* _Work request_
Check each line of the entries below for the string "hair"; copy every line where it appears.

○ ○ ○ ○ ○

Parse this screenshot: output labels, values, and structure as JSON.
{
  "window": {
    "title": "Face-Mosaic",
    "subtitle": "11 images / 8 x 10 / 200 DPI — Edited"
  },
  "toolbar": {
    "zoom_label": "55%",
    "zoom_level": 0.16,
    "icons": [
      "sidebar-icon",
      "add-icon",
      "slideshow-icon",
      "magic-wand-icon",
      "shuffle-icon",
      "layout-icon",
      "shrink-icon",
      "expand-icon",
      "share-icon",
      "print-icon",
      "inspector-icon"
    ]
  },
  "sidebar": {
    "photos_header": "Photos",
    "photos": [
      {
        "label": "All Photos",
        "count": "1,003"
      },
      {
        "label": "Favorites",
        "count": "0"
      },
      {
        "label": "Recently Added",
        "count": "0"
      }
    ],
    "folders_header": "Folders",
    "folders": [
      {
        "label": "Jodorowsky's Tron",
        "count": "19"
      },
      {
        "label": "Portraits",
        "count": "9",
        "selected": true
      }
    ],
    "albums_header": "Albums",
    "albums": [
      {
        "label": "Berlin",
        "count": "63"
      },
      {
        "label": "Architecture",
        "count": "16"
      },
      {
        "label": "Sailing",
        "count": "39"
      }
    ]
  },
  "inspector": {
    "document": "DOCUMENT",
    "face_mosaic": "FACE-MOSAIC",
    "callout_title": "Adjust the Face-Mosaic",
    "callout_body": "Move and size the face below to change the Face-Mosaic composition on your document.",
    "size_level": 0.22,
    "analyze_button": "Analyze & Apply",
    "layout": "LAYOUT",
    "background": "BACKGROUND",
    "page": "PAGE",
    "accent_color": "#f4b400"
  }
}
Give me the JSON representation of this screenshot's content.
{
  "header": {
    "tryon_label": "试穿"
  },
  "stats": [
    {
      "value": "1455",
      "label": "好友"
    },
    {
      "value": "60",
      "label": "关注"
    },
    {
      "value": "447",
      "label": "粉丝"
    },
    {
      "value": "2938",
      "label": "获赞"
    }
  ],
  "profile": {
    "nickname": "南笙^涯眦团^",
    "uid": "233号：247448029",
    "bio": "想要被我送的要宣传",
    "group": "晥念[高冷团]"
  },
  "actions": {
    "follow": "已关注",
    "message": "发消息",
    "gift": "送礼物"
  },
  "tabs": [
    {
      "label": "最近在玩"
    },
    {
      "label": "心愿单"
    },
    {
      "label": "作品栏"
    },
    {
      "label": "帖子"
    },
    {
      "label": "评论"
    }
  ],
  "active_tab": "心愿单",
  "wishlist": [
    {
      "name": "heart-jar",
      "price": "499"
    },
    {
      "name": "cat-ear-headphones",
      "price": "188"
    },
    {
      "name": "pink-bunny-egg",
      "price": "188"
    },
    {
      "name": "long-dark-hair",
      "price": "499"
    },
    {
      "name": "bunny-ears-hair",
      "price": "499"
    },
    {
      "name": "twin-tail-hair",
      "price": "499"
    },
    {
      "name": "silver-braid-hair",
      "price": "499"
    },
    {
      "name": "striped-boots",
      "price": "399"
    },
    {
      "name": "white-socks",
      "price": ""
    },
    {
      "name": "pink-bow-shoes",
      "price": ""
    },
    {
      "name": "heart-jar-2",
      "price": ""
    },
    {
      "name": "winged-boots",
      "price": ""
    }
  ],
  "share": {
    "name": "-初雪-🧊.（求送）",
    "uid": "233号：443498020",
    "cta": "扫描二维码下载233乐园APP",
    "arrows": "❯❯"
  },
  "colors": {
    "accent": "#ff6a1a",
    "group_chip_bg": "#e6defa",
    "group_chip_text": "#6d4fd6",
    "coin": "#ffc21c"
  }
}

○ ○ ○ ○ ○

* _Response area_
      "name": "long-dark-hair",
      "name": "bunny-ears-hair",
      "name": "twin-tail-hair",
      "name": "silver-braid-hair",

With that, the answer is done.